On the surface, the current economic message from the government is unclear. As he did on Bolt on Sunday, Rudd still holds on to Labor’s handling of the GFC, while undermining it by talking of the impact of China’s slowdown now. Rudd’s talk of a new productivity deal between unions and business is also unconvincing. Rudd is in no position to deliver unions to business as Hawke did under the Accord in the 1980s (far from it).
The real pointy end of the government’s attack is what lies behind it, not so much what Labor is proposing, but an anti-politics attack against what the Coalition might do. It is the threat of a disruptive ideological agenda being pursued in the economy, as Labor is claiming the LNP is doing in Queensland, that is its most powerful weapon. The problem for the Coalition is that they can’t help themselves right now, and it is here we get to Abbott’s problem.

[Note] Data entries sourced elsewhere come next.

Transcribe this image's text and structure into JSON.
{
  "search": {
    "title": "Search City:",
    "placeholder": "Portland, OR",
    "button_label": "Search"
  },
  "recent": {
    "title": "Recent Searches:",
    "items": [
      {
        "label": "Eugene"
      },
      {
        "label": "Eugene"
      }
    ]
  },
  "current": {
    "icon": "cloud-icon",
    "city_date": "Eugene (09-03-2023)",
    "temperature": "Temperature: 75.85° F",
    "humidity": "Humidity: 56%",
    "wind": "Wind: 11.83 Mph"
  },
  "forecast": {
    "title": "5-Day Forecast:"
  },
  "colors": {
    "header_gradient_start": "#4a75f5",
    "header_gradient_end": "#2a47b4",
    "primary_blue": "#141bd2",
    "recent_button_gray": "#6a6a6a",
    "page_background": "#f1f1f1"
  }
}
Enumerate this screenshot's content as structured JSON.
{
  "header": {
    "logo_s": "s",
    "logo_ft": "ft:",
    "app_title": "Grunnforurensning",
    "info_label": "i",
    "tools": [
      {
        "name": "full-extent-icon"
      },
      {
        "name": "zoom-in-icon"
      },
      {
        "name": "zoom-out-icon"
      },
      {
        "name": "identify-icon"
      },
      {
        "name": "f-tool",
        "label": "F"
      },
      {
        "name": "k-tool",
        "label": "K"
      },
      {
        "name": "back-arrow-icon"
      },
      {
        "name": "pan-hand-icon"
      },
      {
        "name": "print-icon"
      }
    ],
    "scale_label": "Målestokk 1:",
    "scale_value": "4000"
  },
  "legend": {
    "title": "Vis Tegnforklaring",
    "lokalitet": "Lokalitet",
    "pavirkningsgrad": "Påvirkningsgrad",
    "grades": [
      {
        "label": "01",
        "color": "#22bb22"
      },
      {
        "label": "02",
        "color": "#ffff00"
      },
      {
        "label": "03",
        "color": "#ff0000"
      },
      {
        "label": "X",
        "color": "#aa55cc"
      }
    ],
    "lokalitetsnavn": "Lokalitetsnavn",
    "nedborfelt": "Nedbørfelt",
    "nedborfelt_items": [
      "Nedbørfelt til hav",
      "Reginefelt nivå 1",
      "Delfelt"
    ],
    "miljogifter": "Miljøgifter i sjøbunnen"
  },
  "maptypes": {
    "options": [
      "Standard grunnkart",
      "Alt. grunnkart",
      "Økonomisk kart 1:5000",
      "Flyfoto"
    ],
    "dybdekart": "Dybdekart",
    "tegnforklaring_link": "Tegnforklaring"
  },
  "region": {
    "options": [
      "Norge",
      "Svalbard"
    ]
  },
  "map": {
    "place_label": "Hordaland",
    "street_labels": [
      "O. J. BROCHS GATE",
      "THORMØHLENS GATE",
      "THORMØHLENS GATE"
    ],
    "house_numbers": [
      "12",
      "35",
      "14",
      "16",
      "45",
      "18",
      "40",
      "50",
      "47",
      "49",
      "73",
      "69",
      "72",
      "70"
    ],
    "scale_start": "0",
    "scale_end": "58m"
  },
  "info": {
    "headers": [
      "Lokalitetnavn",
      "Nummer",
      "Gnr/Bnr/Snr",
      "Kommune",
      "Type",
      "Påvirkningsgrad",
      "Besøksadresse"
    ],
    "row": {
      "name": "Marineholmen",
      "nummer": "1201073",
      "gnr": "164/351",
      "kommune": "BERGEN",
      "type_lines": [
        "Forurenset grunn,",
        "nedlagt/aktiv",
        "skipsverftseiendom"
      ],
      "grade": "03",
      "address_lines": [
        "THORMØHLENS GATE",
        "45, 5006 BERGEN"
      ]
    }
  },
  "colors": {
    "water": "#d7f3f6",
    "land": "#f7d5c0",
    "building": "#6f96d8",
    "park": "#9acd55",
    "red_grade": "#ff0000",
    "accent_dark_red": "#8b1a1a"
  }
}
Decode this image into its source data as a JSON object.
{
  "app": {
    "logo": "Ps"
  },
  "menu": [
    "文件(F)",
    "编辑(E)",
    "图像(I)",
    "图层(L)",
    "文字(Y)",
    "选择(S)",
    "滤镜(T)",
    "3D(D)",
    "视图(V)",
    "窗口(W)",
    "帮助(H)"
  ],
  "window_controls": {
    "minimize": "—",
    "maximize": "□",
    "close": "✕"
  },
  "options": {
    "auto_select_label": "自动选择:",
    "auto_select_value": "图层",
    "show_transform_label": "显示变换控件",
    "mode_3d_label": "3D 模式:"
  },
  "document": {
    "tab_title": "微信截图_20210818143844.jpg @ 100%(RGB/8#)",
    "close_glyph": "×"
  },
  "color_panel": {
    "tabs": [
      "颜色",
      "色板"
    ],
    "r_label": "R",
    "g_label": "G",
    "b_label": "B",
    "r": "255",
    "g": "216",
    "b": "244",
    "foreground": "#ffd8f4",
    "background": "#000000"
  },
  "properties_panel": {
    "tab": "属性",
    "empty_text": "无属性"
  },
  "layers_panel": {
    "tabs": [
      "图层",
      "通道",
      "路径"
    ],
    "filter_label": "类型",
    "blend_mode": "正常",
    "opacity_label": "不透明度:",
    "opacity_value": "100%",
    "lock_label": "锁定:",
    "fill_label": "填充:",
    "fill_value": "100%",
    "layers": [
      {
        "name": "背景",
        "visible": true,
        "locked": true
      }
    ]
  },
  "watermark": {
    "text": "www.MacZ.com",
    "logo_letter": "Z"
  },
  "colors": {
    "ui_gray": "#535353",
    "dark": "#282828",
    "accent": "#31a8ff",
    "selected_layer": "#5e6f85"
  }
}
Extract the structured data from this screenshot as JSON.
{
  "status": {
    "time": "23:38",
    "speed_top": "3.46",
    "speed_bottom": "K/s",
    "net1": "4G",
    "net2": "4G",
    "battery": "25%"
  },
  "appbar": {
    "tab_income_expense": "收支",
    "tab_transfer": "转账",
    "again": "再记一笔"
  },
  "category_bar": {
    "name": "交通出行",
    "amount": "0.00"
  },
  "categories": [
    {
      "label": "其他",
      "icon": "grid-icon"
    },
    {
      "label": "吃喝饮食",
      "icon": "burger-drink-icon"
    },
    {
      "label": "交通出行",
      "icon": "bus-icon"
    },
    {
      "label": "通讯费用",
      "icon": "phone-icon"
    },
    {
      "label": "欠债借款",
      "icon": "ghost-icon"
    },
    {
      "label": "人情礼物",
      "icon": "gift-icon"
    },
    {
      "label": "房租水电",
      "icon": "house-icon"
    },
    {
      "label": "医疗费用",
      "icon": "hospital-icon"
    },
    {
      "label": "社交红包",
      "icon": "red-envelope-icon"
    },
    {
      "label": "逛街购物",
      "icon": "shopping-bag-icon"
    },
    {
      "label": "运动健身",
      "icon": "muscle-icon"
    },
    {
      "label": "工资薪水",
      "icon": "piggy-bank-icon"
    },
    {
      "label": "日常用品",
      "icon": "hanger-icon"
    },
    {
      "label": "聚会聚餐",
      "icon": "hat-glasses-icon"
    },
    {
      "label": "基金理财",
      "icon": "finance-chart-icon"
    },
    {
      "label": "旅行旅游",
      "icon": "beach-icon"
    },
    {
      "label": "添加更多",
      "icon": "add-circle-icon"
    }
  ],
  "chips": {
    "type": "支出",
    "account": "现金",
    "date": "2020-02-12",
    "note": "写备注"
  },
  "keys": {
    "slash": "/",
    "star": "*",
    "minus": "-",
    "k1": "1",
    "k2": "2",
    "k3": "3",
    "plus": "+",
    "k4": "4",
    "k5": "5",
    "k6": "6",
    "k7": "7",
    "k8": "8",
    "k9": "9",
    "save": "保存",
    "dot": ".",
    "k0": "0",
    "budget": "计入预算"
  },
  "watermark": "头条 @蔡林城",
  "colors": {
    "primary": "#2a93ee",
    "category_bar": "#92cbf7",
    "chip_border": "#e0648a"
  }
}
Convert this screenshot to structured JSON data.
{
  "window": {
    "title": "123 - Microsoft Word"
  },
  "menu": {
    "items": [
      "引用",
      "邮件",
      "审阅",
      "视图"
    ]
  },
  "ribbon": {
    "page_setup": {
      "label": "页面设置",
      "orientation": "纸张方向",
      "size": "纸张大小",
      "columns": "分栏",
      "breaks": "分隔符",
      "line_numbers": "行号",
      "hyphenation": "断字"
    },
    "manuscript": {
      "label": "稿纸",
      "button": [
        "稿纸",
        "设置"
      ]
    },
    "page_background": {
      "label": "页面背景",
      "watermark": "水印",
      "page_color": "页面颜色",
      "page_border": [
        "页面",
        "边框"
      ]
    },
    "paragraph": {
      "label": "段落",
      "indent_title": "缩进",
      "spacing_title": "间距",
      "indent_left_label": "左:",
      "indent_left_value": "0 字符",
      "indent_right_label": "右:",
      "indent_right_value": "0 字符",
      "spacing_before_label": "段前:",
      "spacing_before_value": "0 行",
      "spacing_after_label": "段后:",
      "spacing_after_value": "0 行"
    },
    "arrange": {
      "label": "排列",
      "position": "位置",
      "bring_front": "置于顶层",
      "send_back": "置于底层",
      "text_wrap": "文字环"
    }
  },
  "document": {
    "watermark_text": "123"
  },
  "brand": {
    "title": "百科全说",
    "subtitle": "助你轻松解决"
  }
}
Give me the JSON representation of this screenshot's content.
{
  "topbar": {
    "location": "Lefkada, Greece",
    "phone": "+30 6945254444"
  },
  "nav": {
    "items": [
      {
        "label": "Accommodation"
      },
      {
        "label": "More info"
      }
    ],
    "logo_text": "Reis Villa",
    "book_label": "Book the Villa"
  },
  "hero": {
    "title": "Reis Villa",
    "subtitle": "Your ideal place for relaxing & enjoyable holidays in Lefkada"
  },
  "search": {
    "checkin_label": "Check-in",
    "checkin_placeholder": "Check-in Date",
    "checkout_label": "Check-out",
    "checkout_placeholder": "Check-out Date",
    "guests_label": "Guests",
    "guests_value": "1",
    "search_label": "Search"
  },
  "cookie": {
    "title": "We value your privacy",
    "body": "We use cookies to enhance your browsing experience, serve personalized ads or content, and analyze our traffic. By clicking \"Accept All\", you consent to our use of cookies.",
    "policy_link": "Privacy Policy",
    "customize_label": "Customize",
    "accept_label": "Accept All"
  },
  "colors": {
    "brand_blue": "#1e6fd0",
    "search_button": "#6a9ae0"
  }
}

While Rudd’s popularity remains a mystery to many (as we saw on Monday’s Q&A), Abbott’s unpopularity is not that well explained either. It is usually put down to his tough guy attitude that is supposed to appeal to men more than women (so patronising both genders at once) or that he is too negative. But in itself being negative is not necessarily a problem. Abbott’s problem is not what he is against but what people suspect, despite all the ducking and weaving, he is for.
Abbott’s unpopularity comes from precisely the reason the Liberals elected him as leader in the first place, his job is to restore the brand of what is arguably Australia’s last political party. It is the lingering suspicion of a political agenda that is more for the party he leads, and its ideological hangers-ons, that is the real problem for Abbott. But it is also why the party will be loath to get rid of him and turn to someone like Turnbull like Labor did with Rudd. They might also know that polls showing the Coalition would do much better under Turnbull are less reliable than the same ones for Rudd v Gillard, because if Turnbull returns he will be battling on Rudd’s terrain, and we know who won that last time.
The Liberals’ dilemma with Abbott points to the third anachronism in Australian politics that is overdue for being cleared away, the nature of politics itself as we have known it for the last century. The political agendas we see now are mostly the leftovers from a time when the major parties represented clear social bases in the electorate which they no longer do. Over the last twenty years, through the lurch backs under Howard and Gillard, the culture war bores on both left and right have carried on with their student politics as though nothing has changed. If the Coalition wins the election we will see their irrelevance, albeit in a confused and messy way. If Rudd wins, however, we will see it clear enough.
Posted by The Piping Shrike on Tuesday, 30 July 2013.Filed under State of the parties